%%

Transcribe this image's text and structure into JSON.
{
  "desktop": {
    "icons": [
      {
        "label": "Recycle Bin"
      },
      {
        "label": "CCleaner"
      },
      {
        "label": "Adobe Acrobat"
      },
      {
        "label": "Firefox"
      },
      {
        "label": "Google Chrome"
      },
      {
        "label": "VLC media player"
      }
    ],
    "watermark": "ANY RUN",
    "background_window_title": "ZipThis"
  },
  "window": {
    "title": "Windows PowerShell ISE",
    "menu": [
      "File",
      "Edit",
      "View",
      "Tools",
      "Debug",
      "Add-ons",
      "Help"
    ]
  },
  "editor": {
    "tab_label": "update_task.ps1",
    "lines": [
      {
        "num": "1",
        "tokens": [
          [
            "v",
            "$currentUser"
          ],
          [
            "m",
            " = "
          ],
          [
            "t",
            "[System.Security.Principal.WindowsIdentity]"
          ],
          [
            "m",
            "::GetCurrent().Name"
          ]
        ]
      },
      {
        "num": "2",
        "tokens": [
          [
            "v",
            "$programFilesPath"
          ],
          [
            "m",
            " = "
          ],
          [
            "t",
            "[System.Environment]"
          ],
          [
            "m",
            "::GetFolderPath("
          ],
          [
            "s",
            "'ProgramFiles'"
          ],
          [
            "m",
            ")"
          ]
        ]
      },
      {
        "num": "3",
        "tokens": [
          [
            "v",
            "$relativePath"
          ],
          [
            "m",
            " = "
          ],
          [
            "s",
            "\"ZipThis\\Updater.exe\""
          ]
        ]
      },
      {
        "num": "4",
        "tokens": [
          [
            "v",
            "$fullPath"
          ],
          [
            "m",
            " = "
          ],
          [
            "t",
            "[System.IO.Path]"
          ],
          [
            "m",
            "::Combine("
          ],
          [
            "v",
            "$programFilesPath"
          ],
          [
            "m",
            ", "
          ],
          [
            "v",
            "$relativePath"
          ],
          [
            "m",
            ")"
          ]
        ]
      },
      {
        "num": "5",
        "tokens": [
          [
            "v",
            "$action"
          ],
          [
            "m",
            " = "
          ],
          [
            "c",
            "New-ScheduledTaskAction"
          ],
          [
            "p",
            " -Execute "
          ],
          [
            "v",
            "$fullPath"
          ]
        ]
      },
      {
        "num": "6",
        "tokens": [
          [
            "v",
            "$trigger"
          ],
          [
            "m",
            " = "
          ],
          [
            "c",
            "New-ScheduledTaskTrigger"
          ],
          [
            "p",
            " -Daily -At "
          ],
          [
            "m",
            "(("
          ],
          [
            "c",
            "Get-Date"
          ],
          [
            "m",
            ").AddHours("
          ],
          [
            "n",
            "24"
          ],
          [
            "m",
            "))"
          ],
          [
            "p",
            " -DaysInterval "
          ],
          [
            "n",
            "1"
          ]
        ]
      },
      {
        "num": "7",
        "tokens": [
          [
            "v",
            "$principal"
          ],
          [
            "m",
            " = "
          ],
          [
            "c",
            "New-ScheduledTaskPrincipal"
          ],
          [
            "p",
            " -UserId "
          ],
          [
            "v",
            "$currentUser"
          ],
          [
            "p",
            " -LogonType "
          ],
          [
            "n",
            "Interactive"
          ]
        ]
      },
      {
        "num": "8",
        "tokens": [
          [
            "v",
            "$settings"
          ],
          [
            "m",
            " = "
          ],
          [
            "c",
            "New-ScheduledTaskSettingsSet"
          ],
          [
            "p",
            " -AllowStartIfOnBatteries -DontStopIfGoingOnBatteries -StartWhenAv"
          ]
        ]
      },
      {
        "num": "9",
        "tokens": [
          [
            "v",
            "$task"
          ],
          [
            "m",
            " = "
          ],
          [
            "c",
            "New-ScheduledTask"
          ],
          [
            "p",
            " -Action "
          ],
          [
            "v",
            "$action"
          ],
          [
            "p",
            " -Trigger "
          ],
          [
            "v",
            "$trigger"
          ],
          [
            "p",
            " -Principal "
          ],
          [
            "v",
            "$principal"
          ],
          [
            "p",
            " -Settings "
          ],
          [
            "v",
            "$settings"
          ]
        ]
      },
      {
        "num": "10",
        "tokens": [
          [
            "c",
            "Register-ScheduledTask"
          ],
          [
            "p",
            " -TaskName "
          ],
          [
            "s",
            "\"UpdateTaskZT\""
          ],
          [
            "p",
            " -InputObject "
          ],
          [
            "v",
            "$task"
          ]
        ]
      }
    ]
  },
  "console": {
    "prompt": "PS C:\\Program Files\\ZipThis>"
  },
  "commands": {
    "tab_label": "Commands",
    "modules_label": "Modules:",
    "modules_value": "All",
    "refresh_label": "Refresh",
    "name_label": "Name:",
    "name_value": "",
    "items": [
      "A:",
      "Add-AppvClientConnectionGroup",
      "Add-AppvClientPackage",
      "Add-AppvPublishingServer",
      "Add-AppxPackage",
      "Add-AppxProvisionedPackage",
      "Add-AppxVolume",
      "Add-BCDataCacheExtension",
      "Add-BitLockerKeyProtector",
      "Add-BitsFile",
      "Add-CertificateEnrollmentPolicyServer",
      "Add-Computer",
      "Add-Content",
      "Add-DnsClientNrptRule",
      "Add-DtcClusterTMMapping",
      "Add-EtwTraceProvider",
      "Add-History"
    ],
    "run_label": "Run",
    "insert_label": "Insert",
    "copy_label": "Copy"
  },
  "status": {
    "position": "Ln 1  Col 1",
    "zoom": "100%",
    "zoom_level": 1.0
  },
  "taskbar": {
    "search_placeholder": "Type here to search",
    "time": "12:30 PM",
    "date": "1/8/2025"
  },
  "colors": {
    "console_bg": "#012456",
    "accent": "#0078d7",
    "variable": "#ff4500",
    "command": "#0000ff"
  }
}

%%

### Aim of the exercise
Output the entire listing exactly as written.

### Task result
Transcribe this image's text and structure into JSON.
{
  "desktop": {
    "icons": [
      {
        "label": "Recycle Bin"
      },
      {
        "label": "CCleaner"
      },
      {
        "label": "Adobe Acrobat"
      },
      {
        "label": "Firefox"
      },
      {
        "label": "Google Chrome"
      },
      {
        "label": "VLC media player"
      }
    ],
    "watermark": "ANY RUN",
    "background_window_title": "ZipThis"
  },
  "window": {
    "title": "Windows PowerShell ISE",
    "menu": [
      "File",
      "Edit",
      "View",
      "Tools",
      "Debug",
      "Add-ons",
      "Help"
    ]
  },
  "editor": {
    "tab_label": "update_task.ps1",
    "lines": [
      {
        "num": "1",
        "tokens": [
          [
            "v",
            "$currentUser"
          ],
          [
            "m",
            " = "
          ],
          [
            "t",
            "[System.Security.Principal.WindowsIdentity]"
          ],
          [
            "m",
            "::GetCurrent().Name"
          ]
        ]
      },
      {
        "num": "2",
        "tokens": [
          [
            "v",
            "$programFilesPath"
          ],
          [
            "m",
            " = "
          ],
          [
            "t",
            "[System.Environment]"
          ],
          [
            "m",
            "::GetFolderPath("
          ],
          [
            "s",
            "'ProgramFiles'"
          ],
          [
            "m",
            ")"
          ]
        ]
      },
      {
        "num": "3",
        "tokens": [
          [
            "v",
            "$relativePath"
          ],
          [
            "m",
            " = "
          ],
          [
            "s",
            "\"ZipThis\\Updater.exe\""
          ]
        ]
      },
      {
        "num": "4",
        "tokens": [
          [
            "v",
            "$fullPath"
          ],
          [
            "m",
            " = "
          ],
          [
            "t",
            "[System.IO.Path]"
          ],
          [
            "m",
            "::Combine("
          ],
          [
            "v",
            "$programFilesPath"
          ],
          [
            "m",
            ", "
          ],
          [
            "v",
            "$relativePath"
          ],
          [
            "m",
            ")"
          ]
        ]
      },
      {
        "num": "5",
        "tokens": [
          [
            "v",
            "$action"
          ],
          [
            "m",
            " = "
          ],
          [
            "c",
            "New-ScheduledTaskAction"
          ],
          [
            "p",
            " -Execute "
          ],
          [
            "v",
            "$fullPath"
          ]
        ]
      },
      {
        "num": "6",
        "tokens": [
          [
            "v",
            "$trigger"
          ],
          [
            "m",
            " = "
          ],
          [
            "c",
            "New-ScheduledTaskTrigger"
          ],
          [
            "p",
            " -Daily -At "
          ],
          [
            "m",
            "(("
          ],
          [
            "c",
            "Get-Date"
          ],
          [
            "m",
            ").AddHours("
          ],
          [
            "n",
            "24"
          ],
          [
            "m",
            "))"
          ],
          [
            "p",
            " -DaysInterval "
          ],
          [
            "n",
            "1"
          ]
        ]
      },
      {
        "num": "7",
        "tokens": [
          [
            "v",
            "$principal"
          ],
          [
            "m",
            " = "
          ],
          [
            "c",
            "New-ScheduledTaskPrincipal"
          ],
          [
            "p",
            " -UserId "
          ],
          [
            "v",
            "$currentUser"
          ],
          [
            "p",
            " -LogonType "
          ],
          [
            "n",
            "Interactive"
          ]
        ]
      },
      {
        "num": "8",
        "tokens": [
          [
            "v",
            "$settings"
          ],
          [
            "m",
            " = "
          ],
          [
            "c",
            "New-ScheduledTaskSettingsSet"
          ],
          [
            "p",
            " -AllowStartIfOnBatteries -DontStopIfGoingOnBatteries -StartWhenAv"
          ]
        ]
      },
      {
        "num": "9",
        "tokens": [
          [
            "v",
            "$task"
          ],
          [
            "m",
            " = "
          ],
          [
            "c",
            "New-ScheduledTask"
          ],
          [
            "p",
            " -Action "
          ],
          [
            "v",
            "$action"
          ],
          [
            "p",
            " -Trigger "
          ],
          [
            "v",
            "$trigger"
          ],
          [
            "p",
            " -Principal "
          ],
          [
            "v",
            "$principal"
          ],
          [
            "p",
            " -Settings "
          ],
          [
            "v",
            "$settings"
          ]
        ]
      },
      {
        "num": "10",
        "tokens": [
          [
            "c",
            "Register-ScheduledTask"
          ],
          [
            "p",
            " -TaskName "
          ],
          [
            "s",
            "\"UpdateTaskZT\""
          ],
          [
            "p",
            " -InputObject "
          ],
          [
            "v",
            "$task"
          ]
        ]
      }
    ]
  },
  "console": {
    "prompt": "PS C:\\Program Files\\ZipThis>"
  },
  "commands": {
    "tab_label": "Commands",
    "modules_label": "Modules:",
    "modules_value": "All",
    "refresh_label": "Refresh",
    "name_label": "Name:",
    "name_value": "",
    "items": [
      "A:",
      "Add-AppvClientConnectionGroup",
      "Add-AppvClientPackage",
      "Add-AppvPublishingServer",
      "Add-AppxPackage",
      "Add-AppxProvisionedPackage",
      "Add-AppxVolume",
      "Add-BCDataCacheExtension",
      "Add-BitLockerKeyProtector",
      "Add-BitsFile",
      "Add-CertificateEnrollmentPolicyServer",
      "Add-Computer",
      "Add-Content",
      "Add-DnsClientNrptRule",
      "Add-DtcClusterTMMapping",
      "Add-EtwTraceProvider",
      "Add-History"
    ],
    "run_label": "Run",
    "insert_label": "Insert",
    "copy_label": "Copy"
  },
  "status": {
    "position": "Ln 1  Col 1",
    "zoom": "100%",
    "zoom_level": 1.0
  },
  "taskbar": {
    "search_placeholder": "Type here to search",
    "time": "12:30 PM",
    "date": "1/8/2025"
  },
  "colors": {
    "console_bg": "#012456",
    "accent": "#0078d7",
    "variable": "#ff4500",
    "command": "#0000ff"
  }
}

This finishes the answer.